== Records for this task
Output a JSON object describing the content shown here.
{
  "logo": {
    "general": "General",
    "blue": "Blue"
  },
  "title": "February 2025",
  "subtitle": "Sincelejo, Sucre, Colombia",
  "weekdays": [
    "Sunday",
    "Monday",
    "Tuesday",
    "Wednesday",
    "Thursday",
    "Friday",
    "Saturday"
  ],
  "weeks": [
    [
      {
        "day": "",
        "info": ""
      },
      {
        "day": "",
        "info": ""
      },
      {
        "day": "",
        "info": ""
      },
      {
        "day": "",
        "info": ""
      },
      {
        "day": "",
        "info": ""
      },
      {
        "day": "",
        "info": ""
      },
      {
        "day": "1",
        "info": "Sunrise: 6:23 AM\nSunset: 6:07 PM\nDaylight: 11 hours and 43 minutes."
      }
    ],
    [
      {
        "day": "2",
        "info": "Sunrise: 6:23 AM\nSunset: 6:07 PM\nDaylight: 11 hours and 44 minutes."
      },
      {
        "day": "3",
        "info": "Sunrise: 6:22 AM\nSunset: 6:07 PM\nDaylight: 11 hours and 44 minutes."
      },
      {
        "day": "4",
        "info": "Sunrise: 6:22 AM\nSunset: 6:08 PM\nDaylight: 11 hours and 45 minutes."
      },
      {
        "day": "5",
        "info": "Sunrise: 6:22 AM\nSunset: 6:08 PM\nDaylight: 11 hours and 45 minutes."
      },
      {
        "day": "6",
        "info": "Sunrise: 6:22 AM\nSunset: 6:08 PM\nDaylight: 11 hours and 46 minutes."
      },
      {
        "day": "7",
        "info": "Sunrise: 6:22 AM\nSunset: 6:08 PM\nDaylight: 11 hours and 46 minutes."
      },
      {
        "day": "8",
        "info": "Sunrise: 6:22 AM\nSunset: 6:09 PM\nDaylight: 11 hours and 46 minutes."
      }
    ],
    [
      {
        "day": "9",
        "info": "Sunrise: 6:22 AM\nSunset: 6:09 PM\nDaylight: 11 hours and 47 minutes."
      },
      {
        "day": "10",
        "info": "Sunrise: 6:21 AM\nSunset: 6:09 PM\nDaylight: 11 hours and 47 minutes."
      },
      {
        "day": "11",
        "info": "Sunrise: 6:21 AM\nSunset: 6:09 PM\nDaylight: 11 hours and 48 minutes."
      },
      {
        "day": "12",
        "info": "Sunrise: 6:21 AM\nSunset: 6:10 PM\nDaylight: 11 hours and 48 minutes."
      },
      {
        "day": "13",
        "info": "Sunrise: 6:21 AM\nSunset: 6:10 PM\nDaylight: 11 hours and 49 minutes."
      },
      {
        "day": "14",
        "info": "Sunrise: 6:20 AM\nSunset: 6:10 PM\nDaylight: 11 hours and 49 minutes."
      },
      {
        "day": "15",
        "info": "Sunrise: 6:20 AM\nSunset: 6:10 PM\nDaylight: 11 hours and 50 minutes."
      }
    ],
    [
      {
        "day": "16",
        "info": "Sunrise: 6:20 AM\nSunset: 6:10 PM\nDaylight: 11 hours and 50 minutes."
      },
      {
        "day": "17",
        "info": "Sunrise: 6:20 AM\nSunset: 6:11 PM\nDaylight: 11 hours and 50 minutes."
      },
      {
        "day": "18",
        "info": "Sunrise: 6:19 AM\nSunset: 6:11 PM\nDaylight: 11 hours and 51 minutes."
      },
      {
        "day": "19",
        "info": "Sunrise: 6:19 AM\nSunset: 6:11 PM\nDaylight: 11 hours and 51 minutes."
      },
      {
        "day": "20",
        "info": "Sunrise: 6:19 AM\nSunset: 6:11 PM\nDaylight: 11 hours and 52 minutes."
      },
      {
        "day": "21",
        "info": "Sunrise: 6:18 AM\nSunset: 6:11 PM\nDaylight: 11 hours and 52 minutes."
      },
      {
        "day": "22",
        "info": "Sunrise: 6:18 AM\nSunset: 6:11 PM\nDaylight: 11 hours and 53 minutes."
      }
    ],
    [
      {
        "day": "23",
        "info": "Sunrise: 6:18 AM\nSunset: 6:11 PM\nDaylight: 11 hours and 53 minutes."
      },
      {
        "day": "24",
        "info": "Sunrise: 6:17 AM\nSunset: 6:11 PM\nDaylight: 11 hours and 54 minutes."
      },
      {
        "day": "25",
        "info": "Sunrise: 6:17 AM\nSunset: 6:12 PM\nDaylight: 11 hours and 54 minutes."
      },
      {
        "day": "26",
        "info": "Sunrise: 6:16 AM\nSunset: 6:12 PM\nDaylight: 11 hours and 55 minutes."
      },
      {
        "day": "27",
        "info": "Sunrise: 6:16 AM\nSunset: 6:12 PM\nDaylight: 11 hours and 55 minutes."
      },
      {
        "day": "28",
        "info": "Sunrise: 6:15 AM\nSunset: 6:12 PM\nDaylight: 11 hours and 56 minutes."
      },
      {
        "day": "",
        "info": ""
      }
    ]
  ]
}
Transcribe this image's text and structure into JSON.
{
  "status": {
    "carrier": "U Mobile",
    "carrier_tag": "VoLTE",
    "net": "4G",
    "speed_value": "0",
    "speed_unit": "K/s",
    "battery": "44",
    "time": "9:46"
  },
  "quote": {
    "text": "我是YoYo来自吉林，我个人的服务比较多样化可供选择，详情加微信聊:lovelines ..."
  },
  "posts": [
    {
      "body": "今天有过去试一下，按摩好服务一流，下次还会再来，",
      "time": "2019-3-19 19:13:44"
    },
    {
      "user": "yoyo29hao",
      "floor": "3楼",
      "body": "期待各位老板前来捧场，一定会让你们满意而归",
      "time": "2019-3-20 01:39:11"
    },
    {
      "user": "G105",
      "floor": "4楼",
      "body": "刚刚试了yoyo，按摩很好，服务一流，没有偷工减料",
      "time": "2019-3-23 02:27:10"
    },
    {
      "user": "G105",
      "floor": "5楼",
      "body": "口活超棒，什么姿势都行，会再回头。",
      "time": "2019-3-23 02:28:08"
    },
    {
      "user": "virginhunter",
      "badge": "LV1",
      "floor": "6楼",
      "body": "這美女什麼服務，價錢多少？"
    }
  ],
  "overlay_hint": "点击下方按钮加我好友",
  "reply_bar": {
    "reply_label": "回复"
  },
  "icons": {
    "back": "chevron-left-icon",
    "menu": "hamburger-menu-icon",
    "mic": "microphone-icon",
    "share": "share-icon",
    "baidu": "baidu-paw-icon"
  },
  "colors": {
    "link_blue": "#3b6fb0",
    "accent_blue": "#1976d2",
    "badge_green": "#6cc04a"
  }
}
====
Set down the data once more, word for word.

Answer section.
Output a JSON object describing the content shown here.
{
  "logo": {
    "general": "General",
    "blue": "Blue"
  },
  "title": "February 2025",
  "subtitle": "Sincelejo, Sucre, Colombia",
  "weekdays": [
    "Sunday",
    "Monday",
    "Tuesday",
    "Wednesday",
    "Thursday",
    "Friday",
    "Saturday"
  ],
  "weeks": [
    [
      {
        "day": "",
        "info": ""
      },
      {
        "day": "",
        "info": ""
      },
      {
        "day": "",
        "info": ""
      },
      {
        "day": "",
        "info": ""
      },
      {
        "day": "",
        "info": ""
      },
      {
        "day": "",
        "info": ""
      },
      {
        "day": "1",
        "info": "Sunrise: 6:23 AM\nSunset: 6:07 PM\nDaylight: 11 hours and 43 minutes."
      }
    ],
    [
      {
        "day": "2",
        "info": "Sunrise: 6:23 AM\nSunset: 6:07 PM\nDaylight: 11 hours and 44 minutes."
      },
      {
        "day": "3",
        "info": "Sunrise: 6:22 AM\nSunset: 6:07 PM\nDaylight: 11 hours and 44 minutes."
      },
      {
        "day": "4",
        "info": "Sunrise: 6:22 AM\nSunset: 6:08 PM\nDaylight: 11 hours and 45 minutes."
      },
      {
        "day": "5",
        "info": "Sunrise: 6:22 AM\nSunset: 6:08 PM\nDaylight: 11 hours and 45 minutes."
      },
      {
        "day": "6",
        "info": "Sunrise: 6:22 AM\nSunset: 6:08 PM\nDaylight: 11 hours and 46 minutes."
      },
      {
        "day": "7",
        "info": "Sunrise: 6:22 AM\nSunset: 6:08 PM\nDaylight: 11 hours and 46 minutes."
      },
      {
        "day": "8",
        "info": "Sunrise: 6:22 AM\nSunset: 6:09 PM\nDaylight: 11 hours and 46 minutes."
      }
    ],
    [
      {
        "day": "9",
        "info": "Sunrise: 6:22 AM\nSunset: 6:09 PM\nDaylight: 11 hours and 47 minutes."
      },
      {
        "day": "10",
        "info": "Sunrise: 6:21 AM\nSunset: 6:09 PM\nDaylight: 11 hours and 47 minutes."
      },
      {
        "day": "11",
        "info": "Sunrise: 6:21 AM\nSunset: 6:09 PM\nDaylight: 11 hours and 48 minutes."
      },
      {
        "day": "12",
        "info": "Sunrise: 6:21 AM\nSunset: 6:10 PM\nDaylight: 11 hours and 48 minutes."
      },
      {
        "day": "13",
        "info": "Sunrise: 6:21 AM\nSunset: 6:10 PM\nDaylight: 11 hours and 49 minutes."
      },
      {
        "day": "14",
        "info": "Sunrise: 6:20 AM\nSunset: 6:10 PM\nDaylight: 11 hours and 49 minutes."
      },
      {
        "day": "15",
        "info": "Sunrise: 6:20 AM\nSunset: 6:10 PM\nDaylight: 11 hours and 50 minutes."
      }
    ],
    [
      {
        "day": "16",
        "info": "Sunrise: 6:20 AM\nSunset: 6:10 PM\nDaylight: 11 hours and 50 minutes."
      },
      {
        "day": "17",
        "info": "Sunrise: 6:20 AM\nSunset: 6:11 PM\nDaylight: 11 hours and 50 minutes."
      },
      {
        "day": "18",
        "info": "Sunrise: 6:19 AM\nSunset: 6:11 PM\nDaylight: 11 hours and 51 minutes."
      },
      {
        "day": "19",
        "info": "Sunrise: 6:19 AM\nSunset: 6:11 PM\nDaylight: 11 hours and 51 minutes."
      },
      {
        "day": "20",
        "info": "Sunrise: 6:19 AM\nSunset: 6:11 PM\nDaylight: 11 hours and 52 minutes."
      },
      {
        "day": "21",
        "info": "Sunrise: 6:18 AM\nSunset: 6:11 PM\nDaylight: 11 hours and 52 minutes."
      },
      {
        "day": "22",
        "info": "Sunrise: 6:18 AM\nSunset: 6:11 PM\nDaylight: 11 hours and 53 minutes."
      }
    ],
    [
      {
        "day": "23",
        "info": "Sunrise: 6:18 AM\nSunset: 6:11 PM\nDaylight: 11 hours and 53 minutes."
      },
      {
        "day": "24",
        "info": "Sunrise: 6:17 AM\nSunset: 6:11 PM\nDaylight: 11 hours and 54 minutes."
      },
      {
        "day": "25",
        "info": "Sunrise: 6:17 AM\nSunset: 6:12 PM\nDaylight: 11 hours and 54 minutes."
      },
      {
        "day": "26",
        "info": "Sunrise: 6:16 AM\nSunset: 6:12 PM\nDaylight: 11 hours and 55 minutes."
      },
      {
        "day": "27",
        "info": "Sunrise: 6:16 AM\nSunset: 6:12 PM\nDaylight: 11 hours and 55 minutes."
      },
      {
        "day": "28",
        "info": "Sunrise: 6:15 AM\nSunset: 6:12 PM\nDaylight: 11 hours and 56 minutes."
      },
      {
        "day": "",
        "info": ""
      }
    ]
  ]
}
Transcribe this image's text and structure into JSON.
{
  "status": {
    "carrier": "U Mobile",
    "carrier_tag": "VoLTE",
    "net": "4G",
    "speed_value": "0",
    "speed_unit": "K/s",
    "battery": "44",
    "time": "9:46"
  },
  "quote": {
    "text": "我是YoYo来自吉林，我个人的服务比较多样化可供选择，详情加微信聊:lovelines ..."
  },
  "posts": [
    {
      "body": "今天有过去试一下，按摩好服务一流，下次还会再来，",
      "time": "2019-3-19 19:13:44"
    },
    {
      "user": "yoyo29hao",
      "floor": "3楼",
      "body": "期待各位老板前来捧场，一定会让你们满意而归",
      "time": "2019-3-20 01:39:11"
    },
    {
      "user": "G105",
      "floor": "4楼",
      "body": "刚刚试了yoyo，按摩很好，服务一流，没有偷工减料",
      "time": "2019-3-23 02:27:10"
    },
    {
      "user": "G105",
      "floor": "5楼",
      "body": "口活超棒，什么姿势都行，会再回头。",
      "time": "2019-3-23 02:28:08"
    },
    {
      "user": "virginhunter",
      "badge": "LV1",
      "floor": "6楼",
      "body": "這美女什麼服務，價錢多少？"
    }
  ],
  "overlay_hint": "点击下方按钮加我好友",
  "reply_bar": {
    "reply_label": "回复"
  },
  "icons": {
    "back": "chevron-left-icon",
    "menu": "hamburger-menu-icon",
    "mic": "microphone-icon",
    "share": "share-icon",
    "baidu": "baidu-paw-icon"
  },
  "colors": {
    "link_blue": "#3b6fb0",
    "accent_blue": "#1976d2",
    "badge_green": "#6cc04a"
  }
}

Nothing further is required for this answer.